The federal government recently passed the Families First Act, which will be effective April 2-December 31, 2020. This legislation provides substantial relief to public employees as a result of the COVID-19 public health crisis. It covers emergency paid sick leave and emergency FMLA (Family and Medical Leave Act). Here are some key questions and answers related to the Families First Act.
All employees of public sector employees and employees of private sector employers with fewer than 500 employees. Includes all employees regardless of service time. Also includes seasonal and temporary employees.
Leave is available immediately, regardless of service time.
If you are experiencing coronavirus symptoms and are seeking a medical diagnosis, if you have been advised by a medical professional to self-quarantine, or if you are under an isolation order issued by a federal, state, or local government agency. If you are caring for someone who is under an isolation order or who has been advised to self-quarantine. If you are caring for your child whose school or childcare provider has been closed or is unavailable due to COVID-19.
Full-time employees are entitled to 80 hours (equivalent of 10 eight-hour days) of paid sick leave. Part-time employees are entitled to the average number of hours they work in a two-week period. For variable schedule part-time employees, leave is calculated on the number of hours per day they were scheduled over the previous six months.
For leave related to an employee’s quarantine or illness, compensation is the full rate of pay, up to a maximum of $511 per day and with a cap of $5,110. For leave related to caring for another individual, compensation is two-thirds of the employee’s regular pay, up to $200 per day and with a cap of $2,000.
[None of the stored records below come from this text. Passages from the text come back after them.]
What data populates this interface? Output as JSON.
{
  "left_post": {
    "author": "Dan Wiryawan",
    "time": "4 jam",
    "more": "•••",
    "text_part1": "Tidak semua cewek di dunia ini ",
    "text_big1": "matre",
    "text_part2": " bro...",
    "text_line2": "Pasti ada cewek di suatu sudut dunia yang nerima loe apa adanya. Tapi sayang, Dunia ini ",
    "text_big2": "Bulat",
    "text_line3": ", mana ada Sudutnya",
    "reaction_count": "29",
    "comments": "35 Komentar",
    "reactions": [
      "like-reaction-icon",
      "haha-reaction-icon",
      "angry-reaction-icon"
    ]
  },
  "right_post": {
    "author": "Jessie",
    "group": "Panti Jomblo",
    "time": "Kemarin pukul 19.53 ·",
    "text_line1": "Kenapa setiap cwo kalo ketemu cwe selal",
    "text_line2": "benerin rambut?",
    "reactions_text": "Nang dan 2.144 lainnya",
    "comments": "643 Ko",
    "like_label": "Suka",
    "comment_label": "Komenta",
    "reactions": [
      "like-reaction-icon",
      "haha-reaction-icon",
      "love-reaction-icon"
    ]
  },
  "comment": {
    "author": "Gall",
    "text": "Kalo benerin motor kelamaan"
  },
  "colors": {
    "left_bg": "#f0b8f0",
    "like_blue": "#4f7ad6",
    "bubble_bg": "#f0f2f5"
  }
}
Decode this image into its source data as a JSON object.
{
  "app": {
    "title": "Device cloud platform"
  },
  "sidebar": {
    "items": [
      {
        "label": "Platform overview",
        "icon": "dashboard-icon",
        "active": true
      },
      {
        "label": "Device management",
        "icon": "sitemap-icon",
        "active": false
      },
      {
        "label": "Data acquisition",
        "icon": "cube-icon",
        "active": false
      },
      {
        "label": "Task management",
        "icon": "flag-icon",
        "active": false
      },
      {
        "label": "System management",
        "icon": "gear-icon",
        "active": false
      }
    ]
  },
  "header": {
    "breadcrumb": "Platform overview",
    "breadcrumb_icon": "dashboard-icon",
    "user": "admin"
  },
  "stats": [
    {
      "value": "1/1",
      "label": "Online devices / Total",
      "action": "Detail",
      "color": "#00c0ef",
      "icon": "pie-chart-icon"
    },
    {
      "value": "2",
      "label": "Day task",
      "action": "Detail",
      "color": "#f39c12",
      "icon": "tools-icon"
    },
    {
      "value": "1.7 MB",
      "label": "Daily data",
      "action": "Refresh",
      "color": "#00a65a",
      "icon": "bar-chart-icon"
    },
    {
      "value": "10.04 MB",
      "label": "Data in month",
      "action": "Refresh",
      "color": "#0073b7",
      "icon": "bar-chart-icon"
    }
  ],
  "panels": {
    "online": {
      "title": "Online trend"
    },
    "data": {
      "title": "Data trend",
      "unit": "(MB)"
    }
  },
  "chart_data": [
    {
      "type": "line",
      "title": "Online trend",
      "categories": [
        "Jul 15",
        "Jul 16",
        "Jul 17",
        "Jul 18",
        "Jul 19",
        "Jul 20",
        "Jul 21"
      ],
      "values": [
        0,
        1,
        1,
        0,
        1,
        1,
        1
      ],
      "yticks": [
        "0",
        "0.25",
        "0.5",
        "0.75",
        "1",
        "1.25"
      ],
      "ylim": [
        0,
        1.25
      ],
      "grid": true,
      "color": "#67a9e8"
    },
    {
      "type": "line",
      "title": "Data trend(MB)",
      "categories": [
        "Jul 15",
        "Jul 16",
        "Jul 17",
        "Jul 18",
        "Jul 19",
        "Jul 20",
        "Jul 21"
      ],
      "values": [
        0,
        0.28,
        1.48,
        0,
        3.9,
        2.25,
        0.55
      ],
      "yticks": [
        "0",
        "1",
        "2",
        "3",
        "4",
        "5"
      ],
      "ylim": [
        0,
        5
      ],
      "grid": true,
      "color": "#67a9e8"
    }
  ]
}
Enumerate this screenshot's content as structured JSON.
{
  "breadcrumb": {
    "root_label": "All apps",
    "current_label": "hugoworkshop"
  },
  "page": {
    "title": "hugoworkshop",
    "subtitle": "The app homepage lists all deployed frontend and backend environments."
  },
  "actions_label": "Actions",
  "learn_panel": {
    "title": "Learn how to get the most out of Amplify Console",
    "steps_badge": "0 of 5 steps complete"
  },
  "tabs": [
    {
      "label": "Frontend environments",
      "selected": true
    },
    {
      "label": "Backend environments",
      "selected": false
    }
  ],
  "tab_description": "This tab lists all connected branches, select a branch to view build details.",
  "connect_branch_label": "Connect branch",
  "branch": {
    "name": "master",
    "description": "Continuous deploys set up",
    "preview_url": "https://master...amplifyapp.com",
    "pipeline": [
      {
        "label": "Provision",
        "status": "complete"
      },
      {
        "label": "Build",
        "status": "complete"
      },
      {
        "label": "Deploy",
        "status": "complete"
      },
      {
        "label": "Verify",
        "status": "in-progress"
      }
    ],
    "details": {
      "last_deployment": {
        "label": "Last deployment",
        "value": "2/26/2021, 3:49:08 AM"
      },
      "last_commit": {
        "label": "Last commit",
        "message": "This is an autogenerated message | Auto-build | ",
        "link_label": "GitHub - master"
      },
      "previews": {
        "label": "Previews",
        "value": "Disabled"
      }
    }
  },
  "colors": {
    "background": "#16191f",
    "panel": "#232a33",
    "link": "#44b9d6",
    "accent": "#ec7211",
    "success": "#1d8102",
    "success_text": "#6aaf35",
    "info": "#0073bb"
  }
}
No. Emergency leave may be used before existing paid leave. Employers are prohibited from requiring employees to use existing paid leave before emergency paid sick leave.
No. Employers cannot require employees to find a replacement worker as a condition for granting emergency paid leave.
No. Employees are protected from retaliation by employers for using emergency paid sick leave.
No. Emergency leave does not carry over from one year to the next and will not be paid out at the end of your employment.
Employees working for a public sector employer (with the exception of most federal government employees) or employees working for a private sector employer with less than 500 employees. You must have been employed for at least 30 days (as opposed to the 12 month requirement for regular FMLA).
Employees who are unable to work due to a need to care for their child (under 18) whose school or childcare provider has been closed or is unavailable because of COVID-19.
Up to 12 weeks. The first two weeks may be unpaid, but an employee may elect to use accrued vacation, sick, or personal leave, including emergency paid sick leave. Employers cannot require use of other paid leave during this two week period.
After the first two weeks, full-time employees will be paid not less than two-thirds of their regular rate of pay, with a maximum of $200 per day and a cap of $10,000. For part-time employees, pay is equal to the average number of hours per day they were scheduled to work over the previous six months.
In most cases. As with regular FMLA, employees who take leave are entitled to be restored to their position or an equivalent position with equivalent terms and benefits upon returning to work. There is an exception for employers with fewer than 25 employees should the position no longer exist. However, employers in this situation are required to make a reasonable effort to restore the employee to an equivalent position over a one year period.